  4. ^ Butchertown's Beginnings - FoundSF
  5. ^ List of California railroads San Francisco Railroads
  6. ^ Old Butchertown Map - The Movement of San Francisco’s Butchertown - Stanford UniversitySpatial History Project
  7. ^ "Cathedral Hill: It's Not Just About You". sf.Curbed.com. 2012. Retrieved 2012-01-14. 
  8. ^ Driscoll, Marilyn. "Cayuga Terrace". Retrieved 2009-03-12. 
  9. ^ "Financial District South". Retrieved 2010-02-04. 
  10. ^ "Transbay Transit Center". Retrieved 2010-02-04. 
  11. ^ Ingleside Terraces Home Page. Ithasf.org. Retrieved on 2014-05-10.
  12. ^ Ingleside Terraces Sundial and Urbano Drive, San Francisco. Sfog.us. Retrieved on 2014-05-10.
  13. ^ Tillmany, Jack. "Sunset Streetcars". Western Neighborhood Projects - San Francisco History. www.outsidelands.org. 
  14. ^ "Jackson Square neighborhood in San Francisco, California (CA), 94111, 94133 subdivision profile". city-data.com. 2011. Retrieved November 2, 2011. 
  15. ^ The Laguna Honda Rehabilitation Center. Laguna Honda. Retrieved on 2014-05-10.
  16. ^ SF Chronicle "Little Russia" article; books by Arcadia Publishing: "Russian San Francisco", "Jewish San Francisco", "San Francisco's Richmond District".
  17. ^ SF Gate
  18. ^ Olympia Way and Clarendon Ave, San Francisco, CA - Google Maps
  19. ^ http://wp.nopna.org/about/nopna/bylaws/ "The boundaries of [the North of Panhandle Neighborhood Association] shall be Fell Street on the south; Turk Street on the north; Divisadero Boulevard on the east; and Masonic Avenue on the West."
  20. ^ Ingleside - Lakeview - Western Neighborhoods Project - San Francisco History. Outsidelands.org (2003-05-26). Retrieved on 2014-05-10.
  21. ^ I am OMI - Western Neighborhoods Project - San Francisco History.

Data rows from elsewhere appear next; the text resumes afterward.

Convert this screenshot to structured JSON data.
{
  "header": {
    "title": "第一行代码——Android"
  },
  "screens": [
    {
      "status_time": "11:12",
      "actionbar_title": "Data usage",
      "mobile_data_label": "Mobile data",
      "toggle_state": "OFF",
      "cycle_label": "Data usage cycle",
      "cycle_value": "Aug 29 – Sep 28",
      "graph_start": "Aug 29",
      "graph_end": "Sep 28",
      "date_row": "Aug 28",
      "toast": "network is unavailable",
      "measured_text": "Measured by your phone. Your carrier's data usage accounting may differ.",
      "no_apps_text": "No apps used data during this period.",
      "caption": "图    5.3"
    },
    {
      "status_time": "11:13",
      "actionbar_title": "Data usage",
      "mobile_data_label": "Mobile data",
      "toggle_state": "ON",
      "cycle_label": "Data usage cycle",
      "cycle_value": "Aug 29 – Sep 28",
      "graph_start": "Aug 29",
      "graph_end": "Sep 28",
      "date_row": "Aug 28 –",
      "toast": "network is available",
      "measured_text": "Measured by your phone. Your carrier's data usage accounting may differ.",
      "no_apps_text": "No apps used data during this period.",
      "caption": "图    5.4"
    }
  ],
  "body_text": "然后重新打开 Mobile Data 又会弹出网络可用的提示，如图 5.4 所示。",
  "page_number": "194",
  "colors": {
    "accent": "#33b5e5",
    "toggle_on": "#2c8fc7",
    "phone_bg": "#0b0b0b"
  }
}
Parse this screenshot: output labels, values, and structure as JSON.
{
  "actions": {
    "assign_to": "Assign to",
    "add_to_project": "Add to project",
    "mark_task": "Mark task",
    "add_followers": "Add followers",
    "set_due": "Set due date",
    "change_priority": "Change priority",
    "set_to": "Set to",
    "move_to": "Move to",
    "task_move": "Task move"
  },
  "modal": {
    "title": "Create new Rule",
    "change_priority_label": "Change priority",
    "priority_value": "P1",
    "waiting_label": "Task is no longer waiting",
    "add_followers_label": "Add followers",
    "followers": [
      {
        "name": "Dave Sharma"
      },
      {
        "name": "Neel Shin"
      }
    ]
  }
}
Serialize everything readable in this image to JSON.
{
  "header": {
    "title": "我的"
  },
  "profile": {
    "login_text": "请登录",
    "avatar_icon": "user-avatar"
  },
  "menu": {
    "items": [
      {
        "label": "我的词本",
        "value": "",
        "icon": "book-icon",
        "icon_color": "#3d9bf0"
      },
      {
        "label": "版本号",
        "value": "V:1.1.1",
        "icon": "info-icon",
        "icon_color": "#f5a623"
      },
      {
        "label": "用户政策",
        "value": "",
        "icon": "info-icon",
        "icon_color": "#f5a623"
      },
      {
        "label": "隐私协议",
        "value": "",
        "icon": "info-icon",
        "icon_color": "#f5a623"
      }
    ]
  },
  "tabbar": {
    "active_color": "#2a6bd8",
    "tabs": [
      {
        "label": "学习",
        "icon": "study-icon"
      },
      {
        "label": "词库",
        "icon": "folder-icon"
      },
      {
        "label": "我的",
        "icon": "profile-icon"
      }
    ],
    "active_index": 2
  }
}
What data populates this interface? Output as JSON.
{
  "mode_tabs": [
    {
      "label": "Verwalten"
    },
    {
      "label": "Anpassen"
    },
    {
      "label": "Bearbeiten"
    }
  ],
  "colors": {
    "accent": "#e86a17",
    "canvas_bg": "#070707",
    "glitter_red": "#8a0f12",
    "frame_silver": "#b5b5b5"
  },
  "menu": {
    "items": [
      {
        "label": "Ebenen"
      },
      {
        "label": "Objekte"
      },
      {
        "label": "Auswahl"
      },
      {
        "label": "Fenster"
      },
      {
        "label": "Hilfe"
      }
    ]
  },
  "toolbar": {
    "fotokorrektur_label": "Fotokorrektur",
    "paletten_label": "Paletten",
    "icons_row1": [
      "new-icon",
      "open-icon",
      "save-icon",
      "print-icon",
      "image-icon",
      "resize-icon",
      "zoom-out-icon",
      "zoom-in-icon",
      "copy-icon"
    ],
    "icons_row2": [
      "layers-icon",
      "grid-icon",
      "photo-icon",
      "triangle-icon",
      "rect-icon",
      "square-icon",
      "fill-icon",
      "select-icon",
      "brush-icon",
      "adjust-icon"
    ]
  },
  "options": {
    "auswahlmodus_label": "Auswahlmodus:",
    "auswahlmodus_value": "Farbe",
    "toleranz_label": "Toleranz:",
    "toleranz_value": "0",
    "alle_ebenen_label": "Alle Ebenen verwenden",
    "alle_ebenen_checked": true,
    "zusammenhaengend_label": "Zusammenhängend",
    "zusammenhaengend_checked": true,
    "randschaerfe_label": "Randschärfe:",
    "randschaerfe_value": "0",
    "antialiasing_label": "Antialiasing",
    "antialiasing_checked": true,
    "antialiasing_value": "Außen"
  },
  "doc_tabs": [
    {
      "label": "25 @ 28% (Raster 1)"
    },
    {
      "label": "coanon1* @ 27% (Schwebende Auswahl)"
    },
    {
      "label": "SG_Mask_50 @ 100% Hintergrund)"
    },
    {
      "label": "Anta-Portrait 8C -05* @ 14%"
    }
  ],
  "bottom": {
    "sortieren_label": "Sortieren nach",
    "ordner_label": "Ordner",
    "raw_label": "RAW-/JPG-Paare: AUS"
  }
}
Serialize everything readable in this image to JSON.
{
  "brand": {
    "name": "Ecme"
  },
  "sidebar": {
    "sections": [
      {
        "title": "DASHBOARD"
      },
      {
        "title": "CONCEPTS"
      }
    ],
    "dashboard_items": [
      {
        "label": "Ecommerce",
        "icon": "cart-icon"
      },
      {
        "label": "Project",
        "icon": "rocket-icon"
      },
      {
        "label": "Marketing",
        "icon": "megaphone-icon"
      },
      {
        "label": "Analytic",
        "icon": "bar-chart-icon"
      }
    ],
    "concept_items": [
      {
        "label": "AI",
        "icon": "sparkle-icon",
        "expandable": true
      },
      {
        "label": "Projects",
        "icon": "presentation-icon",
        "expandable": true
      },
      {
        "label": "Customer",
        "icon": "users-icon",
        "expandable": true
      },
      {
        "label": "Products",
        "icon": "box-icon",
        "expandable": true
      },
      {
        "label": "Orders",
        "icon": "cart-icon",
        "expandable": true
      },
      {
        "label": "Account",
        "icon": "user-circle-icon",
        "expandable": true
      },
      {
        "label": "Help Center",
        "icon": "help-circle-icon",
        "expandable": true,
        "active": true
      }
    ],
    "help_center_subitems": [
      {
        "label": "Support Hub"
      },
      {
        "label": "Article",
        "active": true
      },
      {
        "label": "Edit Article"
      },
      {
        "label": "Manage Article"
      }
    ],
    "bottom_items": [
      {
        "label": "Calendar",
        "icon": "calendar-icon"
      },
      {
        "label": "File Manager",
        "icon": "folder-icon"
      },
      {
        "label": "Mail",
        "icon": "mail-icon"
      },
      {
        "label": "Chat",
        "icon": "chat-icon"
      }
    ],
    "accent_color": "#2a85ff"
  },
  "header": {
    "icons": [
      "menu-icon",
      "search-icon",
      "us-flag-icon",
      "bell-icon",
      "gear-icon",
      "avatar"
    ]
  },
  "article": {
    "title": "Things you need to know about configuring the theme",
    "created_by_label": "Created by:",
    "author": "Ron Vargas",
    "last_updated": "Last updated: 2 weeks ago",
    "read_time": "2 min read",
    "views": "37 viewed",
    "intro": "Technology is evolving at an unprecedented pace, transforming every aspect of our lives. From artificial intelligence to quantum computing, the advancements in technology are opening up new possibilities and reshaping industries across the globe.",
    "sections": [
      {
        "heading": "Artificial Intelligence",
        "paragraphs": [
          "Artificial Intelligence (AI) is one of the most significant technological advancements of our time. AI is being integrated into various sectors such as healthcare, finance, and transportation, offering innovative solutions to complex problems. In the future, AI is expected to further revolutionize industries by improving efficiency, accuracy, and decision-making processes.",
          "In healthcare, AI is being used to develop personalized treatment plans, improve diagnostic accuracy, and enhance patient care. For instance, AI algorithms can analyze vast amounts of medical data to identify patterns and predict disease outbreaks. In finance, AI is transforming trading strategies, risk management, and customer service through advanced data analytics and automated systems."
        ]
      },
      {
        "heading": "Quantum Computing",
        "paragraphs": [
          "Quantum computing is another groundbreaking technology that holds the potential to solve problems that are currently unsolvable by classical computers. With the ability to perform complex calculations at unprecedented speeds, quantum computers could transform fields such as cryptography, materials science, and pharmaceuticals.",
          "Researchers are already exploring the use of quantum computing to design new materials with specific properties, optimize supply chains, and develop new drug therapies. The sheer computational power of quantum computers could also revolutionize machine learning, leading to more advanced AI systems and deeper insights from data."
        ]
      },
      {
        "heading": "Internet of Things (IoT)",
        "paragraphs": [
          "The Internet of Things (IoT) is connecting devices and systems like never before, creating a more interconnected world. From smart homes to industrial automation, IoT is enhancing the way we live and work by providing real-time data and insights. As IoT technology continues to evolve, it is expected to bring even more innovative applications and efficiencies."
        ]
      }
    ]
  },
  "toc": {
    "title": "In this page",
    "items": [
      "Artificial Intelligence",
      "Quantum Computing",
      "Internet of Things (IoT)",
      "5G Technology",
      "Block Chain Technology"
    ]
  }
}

Outsidelands.org (2003-05-26). Retrieved on 2014-05-10.
  22. ^ Lower Polk: Gulch vs Village - Curbed SF
  23. ^ If You Rename It, Will They Come? by Emily Landes, SFAA November 2006
  24. ^ May 2006 General Meeting - Lower Polk Neighbors
  25. ^ The death of Polk Street
  26. ^ The original queer district: A brief history of the Polk's queer cred, BY J. PLASTER, Wednesday August 29, 2007
  27. ^ a b Nolte, Carl (2009-06-09). "Portola district: the secret neighborhood". The San Francisco Chronicle. 
  28. ^ http://sfpl.org/librarylocations/branches/portola.htm
  29. ^ American FactFinder. Factfinder.census.gov. Retrieved on 2014-05-10.
  30. ^ American FactFinder. Factfinder.census.gov. Retrieved on 2014-05-10.
  31. ^ San Francisco - News - The Family Jewels
  32. ^ Portola Place on Flickr - Photo Sharing
  33. ^ "Location." Consulate-General of South Korea in San Francisco. Retrieved on January 31, 2009.
  34. ^ South End Historic District, San Francisco, Certified California Local Districts
  35. ^ SF Gate, Feb. 3, 2008
  36. ^ Sharp - Homepage. Sharpsf.com. Retrieved on 2014-05-10.
  37. ^ "Yerba Buena Community Benefit District". 

External links[edit]

Specific neighborhoods[edit]